kencmcintyre on November 8, 2008 at 1:29 am

Here is an excerpt from an 11/14/65 article in the Cedar Rapids Gazette:

The Iowa theater in Cedar Rapids will change ownership Dec. 1. It will also close that date for extensive remodeling and modernization and remain closed until Christmas day. The theater was acquired by Dubinsky Brothers Theaters from RKO Theaters several months ago, with Dec. 1 as the takeover date. The name of the theater will continue the Iowa, the RKO identification merely being dropped from it. Reopening feature at the Iowa: The new James Bond movie “Thunderball”, starring Sean Connery.

spectrum on October 19, 2008 at 3:58 am

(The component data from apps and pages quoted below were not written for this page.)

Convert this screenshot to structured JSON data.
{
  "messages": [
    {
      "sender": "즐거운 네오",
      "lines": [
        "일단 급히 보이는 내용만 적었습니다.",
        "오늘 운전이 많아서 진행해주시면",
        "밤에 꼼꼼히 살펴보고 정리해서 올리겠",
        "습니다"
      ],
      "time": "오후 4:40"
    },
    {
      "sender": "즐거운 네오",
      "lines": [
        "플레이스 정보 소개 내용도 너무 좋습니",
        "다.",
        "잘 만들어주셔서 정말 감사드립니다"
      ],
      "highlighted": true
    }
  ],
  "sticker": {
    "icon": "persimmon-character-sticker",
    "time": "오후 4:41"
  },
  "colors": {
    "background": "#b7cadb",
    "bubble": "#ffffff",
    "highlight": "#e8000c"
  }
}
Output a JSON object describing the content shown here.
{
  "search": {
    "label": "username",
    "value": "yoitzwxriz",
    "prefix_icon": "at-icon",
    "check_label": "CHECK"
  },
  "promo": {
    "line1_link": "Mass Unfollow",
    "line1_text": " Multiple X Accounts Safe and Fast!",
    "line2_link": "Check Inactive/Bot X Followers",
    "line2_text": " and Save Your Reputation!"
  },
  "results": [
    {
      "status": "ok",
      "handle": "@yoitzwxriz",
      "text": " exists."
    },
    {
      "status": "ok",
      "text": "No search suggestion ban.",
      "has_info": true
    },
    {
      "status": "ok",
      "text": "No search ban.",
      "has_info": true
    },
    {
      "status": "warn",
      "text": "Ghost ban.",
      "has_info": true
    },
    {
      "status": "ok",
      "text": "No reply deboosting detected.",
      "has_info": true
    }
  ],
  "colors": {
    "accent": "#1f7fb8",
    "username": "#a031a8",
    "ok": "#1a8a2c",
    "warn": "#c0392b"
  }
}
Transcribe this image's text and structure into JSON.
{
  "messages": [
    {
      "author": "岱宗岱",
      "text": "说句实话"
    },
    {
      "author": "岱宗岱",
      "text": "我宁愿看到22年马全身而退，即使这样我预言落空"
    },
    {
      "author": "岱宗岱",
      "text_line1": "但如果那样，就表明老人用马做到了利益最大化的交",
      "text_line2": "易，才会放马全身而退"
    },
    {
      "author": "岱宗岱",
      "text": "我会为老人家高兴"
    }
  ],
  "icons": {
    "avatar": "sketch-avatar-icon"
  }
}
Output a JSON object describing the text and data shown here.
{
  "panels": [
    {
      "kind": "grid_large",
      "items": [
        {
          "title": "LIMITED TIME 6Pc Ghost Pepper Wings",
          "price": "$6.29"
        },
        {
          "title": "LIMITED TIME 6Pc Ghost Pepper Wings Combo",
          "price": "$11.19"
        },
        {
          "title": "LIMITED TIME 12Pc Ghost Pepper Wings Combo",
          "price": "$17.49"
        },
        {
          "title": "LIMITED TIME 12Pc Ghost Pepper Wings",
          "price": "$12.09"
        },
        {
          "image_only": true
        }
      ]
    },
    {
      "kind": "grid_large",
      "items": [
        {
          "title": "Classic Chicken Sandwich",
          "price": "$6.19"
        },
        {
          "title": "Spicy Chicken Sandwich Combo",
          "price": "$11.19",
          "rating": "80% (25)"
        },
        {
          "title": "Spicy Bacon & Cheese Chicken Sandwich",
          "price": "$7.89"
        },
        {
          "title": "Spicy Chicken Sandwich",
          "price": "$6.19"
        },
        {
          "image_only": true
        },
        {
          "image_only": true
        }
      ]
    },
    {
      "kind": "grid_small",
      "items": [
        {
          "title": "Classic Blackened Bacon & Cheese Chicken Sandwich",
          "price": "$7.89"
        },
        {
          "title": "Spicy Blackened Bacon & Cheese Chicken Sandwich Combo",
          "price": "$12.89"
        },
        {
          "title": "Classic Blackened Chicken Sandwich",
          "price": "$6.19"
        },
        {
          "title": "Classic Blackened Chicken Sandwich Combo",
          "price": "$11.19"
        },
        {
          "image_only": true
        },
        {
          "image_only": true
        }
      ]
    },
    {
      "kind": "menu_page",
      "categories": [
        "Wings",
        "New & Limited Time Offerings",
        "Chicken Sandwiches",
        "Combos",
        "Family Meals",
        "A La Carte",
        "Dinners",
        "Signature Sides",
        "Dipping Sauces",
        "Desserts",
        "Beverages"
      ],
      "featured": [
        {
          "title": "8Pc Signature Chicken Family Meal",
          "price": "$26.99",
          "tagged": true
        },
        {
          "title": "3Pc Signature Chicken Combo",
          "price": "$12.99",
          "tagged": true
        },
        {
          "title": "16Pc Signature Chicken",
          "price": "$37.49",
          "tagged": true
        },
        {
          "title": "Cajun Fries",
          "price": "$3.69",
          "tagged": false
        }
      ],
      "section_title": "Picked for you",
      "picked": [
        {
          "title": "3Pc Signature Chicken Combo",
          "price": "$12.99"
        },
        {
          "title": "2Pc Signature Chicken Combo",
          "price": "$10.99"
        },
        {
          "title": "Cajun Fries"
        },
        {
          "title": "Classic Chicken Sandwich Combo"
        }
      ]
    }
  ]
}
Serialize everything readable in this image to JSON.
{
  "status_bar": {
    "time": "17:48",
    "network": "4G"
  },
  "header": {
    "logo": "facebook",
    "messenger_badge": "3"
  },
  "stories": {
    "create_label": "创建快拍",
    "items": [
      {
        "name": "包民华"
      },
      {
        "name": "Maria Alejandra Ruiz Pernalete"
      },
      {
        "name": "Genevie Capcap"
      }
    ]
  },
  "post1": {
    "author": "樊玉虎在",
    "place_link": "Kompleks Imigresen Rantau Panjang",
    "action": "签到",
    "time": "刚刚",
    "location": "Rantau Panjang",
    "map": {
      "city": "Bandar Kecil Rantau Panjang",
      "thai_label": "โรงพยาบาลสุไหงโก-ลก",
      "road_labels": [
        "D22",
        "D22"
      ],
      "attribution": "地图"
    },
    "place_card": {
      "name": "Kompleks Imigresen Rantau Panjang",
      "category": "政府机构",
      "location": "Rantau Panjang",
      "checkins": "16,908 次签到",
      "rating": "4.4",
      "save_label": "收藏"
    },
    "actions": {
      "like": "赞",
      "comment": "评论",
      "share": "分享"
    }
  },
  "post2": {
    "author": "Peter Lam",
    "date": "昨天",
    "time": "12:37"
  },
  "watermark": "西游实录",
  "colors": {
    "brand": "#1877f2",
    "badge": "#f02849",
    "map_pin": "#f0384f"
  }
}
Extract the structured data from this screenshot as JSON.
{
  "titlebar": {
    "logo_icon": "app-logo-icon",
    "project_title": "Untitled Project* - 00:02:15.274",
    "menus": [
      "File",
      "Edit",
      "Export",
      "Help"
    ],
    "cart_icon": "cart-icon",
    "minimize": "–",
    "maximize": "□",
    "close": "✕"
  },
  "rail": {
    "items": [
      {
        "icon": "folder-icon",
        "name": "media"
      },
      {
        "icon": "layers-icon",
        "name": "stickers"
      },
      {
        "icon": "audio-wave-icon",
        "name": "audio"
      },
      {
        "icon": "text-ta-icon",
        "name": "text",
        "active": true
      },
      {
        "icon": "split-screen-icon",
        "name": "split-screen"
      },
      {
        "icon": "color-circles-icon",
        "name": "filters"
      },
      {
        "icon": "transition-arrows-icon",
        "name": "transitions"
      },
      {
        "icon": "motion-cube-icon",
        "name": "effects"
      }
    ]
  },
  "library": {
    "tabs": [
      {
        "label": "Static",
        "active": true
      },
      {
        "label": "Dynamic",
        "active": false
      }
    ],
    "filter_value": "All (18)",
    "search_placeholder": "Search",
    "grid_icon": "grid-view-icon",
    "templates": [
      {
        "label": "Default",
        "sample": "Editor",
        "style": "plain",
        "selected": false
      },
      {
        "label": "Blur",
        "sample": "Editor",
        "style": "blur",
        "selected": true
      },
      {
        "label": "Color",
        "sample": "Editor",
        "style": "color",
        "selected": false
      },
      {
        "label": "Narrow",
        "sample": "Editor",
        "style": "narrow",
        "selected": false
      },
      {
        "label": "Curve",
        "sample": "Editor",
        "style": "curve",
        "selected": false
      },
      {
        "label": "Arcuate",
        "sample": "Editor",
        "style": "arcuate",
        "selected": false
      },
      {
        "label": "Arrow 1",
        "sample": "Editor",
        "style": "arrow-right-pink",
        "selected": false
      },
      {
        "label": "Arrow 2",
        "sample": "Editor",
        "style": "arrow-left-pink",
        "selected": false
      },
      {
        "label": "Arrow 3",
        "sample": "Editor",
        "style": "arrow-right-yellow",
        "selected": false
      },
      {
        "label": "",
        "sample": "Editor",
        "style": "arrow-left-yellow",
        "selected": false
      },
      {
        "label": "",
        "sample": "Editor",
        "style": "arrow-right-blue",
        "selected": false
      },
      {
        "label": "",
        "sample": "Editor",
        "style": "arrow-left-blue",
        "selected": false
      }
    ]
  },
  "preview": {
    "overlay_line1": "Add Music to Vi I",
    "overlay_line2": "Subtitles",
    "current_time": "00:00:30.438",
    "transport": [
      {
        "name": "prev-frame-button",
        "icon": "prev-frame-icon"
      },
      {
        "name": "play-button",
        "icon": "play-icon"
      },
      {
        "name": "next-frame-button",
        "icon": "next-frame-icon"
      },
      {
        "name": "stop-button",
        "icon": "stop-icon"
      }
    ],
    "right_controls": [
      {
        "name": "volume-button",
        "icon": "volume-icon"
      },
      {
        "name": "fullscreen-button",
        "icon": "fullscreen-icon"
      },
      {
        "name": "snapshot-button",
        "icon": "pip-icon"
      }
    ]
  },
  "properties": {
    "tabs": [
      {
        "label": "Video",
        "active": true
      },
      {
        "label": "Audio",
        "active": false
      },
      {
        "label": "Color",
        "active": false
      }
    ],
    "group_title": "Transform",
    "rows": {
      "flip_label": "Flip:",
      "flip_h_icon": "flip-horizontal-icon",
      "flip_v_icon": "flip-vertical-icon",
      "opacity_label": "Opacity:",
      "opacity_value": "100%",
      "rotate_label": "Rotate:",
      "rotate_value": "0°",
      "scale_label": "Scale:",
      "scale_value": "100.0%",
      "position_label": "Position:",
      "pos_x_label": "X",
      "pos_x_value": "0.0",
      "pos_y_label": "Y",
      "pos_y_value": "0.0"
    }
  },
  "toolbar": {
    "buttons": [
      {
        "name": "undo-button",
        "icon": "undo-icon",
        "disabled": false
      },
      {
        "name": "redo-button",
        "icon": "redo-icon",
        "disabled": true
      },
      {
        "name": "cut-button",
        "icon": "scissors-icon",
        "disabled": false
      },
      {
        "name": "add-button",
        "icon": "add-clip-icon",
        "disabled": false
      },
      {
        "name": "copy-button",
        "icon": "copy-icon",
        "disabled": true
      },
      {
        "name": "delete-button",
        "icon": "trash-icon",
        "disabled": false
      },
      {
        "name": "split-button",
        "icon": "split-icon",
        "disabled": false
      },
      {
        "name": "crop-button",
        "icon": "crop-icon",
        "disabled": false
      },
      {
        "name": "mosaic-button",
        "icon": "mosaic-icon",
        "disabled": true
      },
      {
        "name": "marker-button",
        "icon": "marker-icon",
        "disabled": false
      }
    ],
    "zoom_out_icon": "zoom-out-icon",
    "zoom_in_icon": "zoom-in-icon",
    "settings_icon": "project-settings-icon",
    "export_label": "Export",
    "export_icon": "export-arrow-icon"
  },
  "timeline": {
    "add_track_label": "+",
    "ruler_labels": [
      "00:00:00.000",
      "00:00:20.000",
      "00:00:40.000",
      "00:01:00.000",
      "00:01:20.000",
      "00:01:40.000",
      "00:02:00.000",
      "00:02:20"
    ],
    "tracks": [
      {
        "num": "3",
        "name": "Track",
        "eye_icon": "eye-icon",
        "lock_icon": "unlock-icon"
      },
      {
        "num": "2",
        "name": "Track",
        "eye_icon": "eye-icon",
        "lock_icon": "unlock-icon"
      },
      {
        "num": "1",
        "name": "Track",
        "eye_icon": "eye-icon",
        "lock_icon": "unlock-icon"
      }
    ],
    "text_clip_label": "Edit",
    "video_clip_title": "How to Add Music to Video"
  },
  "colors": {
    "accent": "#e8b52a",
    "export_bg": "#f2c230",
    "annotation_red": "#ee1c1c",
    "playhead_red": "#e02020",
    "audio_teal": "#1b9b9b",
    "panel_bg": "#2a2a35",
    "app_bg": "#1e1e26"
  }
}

Their official website doesn’t mention anything (that I can find) about the status of the theatre building itself. Their box office at the building is open but all of their events for the 2008-09 season are at other temporary venues.

Ironically they had just began a new capital season about a year ago to raise several million dollars to do a range of infrastructure improvements.

rsalters (Ron Salters)
rsalters (Ron Salters) on September 29, 2008 at 6:40 pm

Every time a theater gets flooded out, that’s all we hear about here in CT is the organ. What about the rest of the building? Flood water does tremendous and expensive damage to a structure.

spectrum on September 28, 2008 at 7:17 pm

According to CRATOS, organ consoles at the Theatre Cedar Rapids are the Paramount were both flooded, particularly the one at the Paramount, which was toppled over and tossed around by 8+ feet of water. The console at the Theatre Cedar Rapids was hit by 4 feet of water but remained standing. Both organ consoles have been removed to a restoration site by the CRATOS, and will be restored.

Faustalicious on June 20, 2008 at 7:23 pm

CRATOS (The Cedar Rapids Area Theatre Organ Society) is providing updates on the situation with the organs (Paramount and Iowa Theatres) on or website:

rsalters (Ron Salters)
rsalters (Ron Salters) on June 14, 2008 at 6:41 pm

Anyone know how this theatre has fared in the terrible flooding of downtown Cedar Rapids? I visited the Iowa with a Theatre Historical Society group around 1985/6. It had been converted into a live house, and I seem to recall that they had remounted the famous ear-of-corn vertical blade sign outside.

Jakorns on March 30, 2008 at 6:48 am

The Barton theater organ was built for Barton by the Wangerin company of Oshkosh WI, because Barton had outsold their production capacity . It was the largest of the Wangerin built Bartons.

Jakorns on January 16, 2006 at 3:19 am

The building is not in bad shape, just a different configuration.
The big reasons for chopping the theatre were; 1. Plays need a more intimate space than a huge auditorium. 2. Royalties for plays and musicals are based on the number of seats available, not tickets sold. (Therefore you can hold 3 sell out shows in a 500 seat theatre or one non sell out show in a 1500 seat auditorium)

In reality the theatre was not a typical “palace”. Its' design was more reminiscent of the Orpheum vaudeville houses of the late teens and early 20s. There was little in the way of lounges and foyers for handling the crowds. Basically it was a straight shot from the ticket lobby to the hallway behind the auditorium (it even had windows at the back of the main floor that were opened to the hallway). This was somewhat of a budget theatre that relied more on a gaudy paint job than fancy plaster. The promoter behind the theatre rushed to get it built before the Capitol (Paramount) opened and would out opulence all the other theatres in town.

If the community theatre had not bought the building it would be a parking lot now.

Tim87529 on October 20, 2005 at 11:07 pm

I remember driving by this theatre many times on the way to church. I always wondered if the building was abandoned. It’s a shame it’s in such bad shape; hopefully someday it can regain its former glory.

Jakorns on May 24, 2004 at 5:11 am

The original seating capacity was 1800. In 1967 the theatre was remodeled by Central States Cinemas. The original, narrow seats on the main floor were replaced by wider, modern seats. This reduced seating to about 1500. The chandeliers over the opera boxes were removed at this time, as was the vertical blade ear of corn sign.

I have photos of the theatre, then and now, on my web site.

William on December 5, 2003 at 5:46 pm

When the RKO’s Iowa Theatre was a movie theatre it seated 1832 people.